The design of mirrorless cameras means they need to use electronic viewfinders. These have improved hugely in a very short space of time, but they still polarise opinion! In the early days their resolution was too low to display a scene with anything like the clarity and detail of an optical viewfinder, and they had so much ‘lag’ when you moved the camera quickly that it was difficult to follow moving subjects.
Early EVFs might have been pretty poor, but the latest and best electronic viewfinders available today have such high resolution that you can hardly see the ‘dots’ and they have a clarity that genuinely approaches optical viewfinders. The new Panasonic Lumix S cameras have the highest EVF resolution yet at over 5 million dots.

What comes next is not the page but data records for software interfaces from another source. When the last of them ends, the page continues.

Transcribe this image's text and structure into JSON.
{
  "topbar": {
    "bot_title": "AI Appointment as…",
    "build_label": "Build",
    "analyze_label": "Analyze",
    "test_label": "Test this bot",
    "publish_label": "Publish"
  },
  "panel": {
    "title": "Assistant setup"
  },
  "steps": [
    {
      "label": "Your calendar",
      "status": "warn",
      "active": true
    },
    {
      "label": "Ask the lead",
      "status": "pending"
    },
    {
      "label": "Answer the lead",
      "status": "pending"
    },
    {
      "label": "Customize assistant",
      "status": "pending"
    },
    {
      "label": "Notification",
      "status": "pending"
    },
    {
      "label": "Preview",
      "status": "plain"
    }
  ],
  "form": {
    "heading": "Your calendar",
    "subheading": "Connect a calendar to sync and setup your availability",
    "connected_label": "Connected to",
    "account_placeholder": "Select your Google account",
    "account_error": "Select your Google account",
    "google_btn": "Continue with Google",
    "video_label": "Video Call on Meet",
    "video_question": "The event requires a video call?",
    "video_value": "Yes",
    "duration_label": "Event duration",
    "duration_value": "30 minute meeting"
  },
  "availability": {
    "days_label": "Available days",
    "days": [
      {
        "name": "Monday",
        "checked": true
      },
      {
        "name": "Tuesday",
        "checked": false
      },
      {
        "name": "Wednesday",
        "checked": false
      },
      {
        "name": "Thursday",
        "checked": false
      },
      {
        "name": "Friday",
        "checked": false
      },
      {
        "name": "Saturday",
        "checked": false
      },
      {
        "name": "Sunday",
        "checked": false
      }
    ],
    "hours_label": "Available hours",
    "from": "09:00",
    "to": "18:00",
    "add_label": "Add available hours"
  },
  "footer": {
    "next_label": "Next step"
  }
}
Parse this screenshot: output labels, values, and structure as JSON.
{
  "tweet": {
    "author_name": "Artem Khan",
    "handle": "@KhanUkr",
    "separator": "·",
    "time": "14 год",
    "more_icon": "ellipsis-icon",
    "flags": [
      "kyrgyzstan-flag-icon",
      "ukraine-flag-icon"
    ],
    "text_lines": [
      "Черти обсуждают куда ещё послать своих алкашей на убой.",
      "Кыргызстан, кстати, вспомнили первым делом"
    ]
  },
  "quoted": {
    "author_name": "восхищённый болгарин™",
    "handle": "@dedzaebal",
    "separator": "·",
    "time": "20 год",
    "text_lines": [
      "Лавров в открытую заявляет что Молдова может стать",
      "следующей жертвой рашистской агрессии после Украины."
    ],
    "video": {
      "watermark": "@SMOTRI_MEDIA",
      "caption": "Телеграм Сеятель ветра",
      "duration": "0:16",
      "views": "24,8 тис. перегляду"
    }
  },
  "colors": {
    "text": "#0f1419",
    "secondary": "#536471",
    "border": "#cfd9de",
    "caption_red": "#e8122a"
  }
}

Viewfinder lag is less of an issue than it used to be thanks to faster refresh rates, and the most recent area of focus for manufacturers has been in the blackout effect you would typically see when shooting continuous bursts of images. Sony has successfully managed to eliminate this on its A9 model, and Panasonic is now claiming the same for its G9 model .
On top of all this, electronic viewfinders let you view the image with any changes to exposure, white balance, colour settings and so on applied instantly, something optical viewfinder cannot do.
Most electronic viewfinders can also be successfully used to show a more clearly visible view of the scene in low light – very much an underappreciated benefit – and the best examples are clear and largely free from noise in even these conditions.
What's good about optical viewfinders
It’s true that an optical viewfinder does not show a digital rendition of the captured image, but you’ll get to see that on the screen on the back of the camera as soon as you’ve taken the picture anyway.
What’s more, many photographers prefer the ‘naked eye’ view of an optical viewfinder over a digital rendition. It’s a mistake to assume electronic viewfinders are inherently more ‘accurate’ because the display depends not only on the camera settings (which you may change later if you shoot RAW images) but on the quality, contrast ratio and calibration of the viewfinder panel itself. These often display more contrast than the captured image, for example, and can mislead you into correcting exposure settings that don’t need correcting.
Optical viewfinders have themselves become more intelligent. Illuminated LED panels overlaid on the main frame, for example, allow for more information to be visible within them than ever before. This is the principle behind Canon’s Intelligent Viewfinder technology.
Optical viewfinders have another key advantage that’s particularly relevant for sports and action photographers. There is unavoidable screen blackout in the camera’s burst shooting mode as the mirror flips up and down between exposures, but this is rarely an issue – the key point is that there is no lag, and it’s much easier to follow a fast-moving subject with a high-speed DSLR like the Nikon D500, for example, than it is with the average mirrorless camera.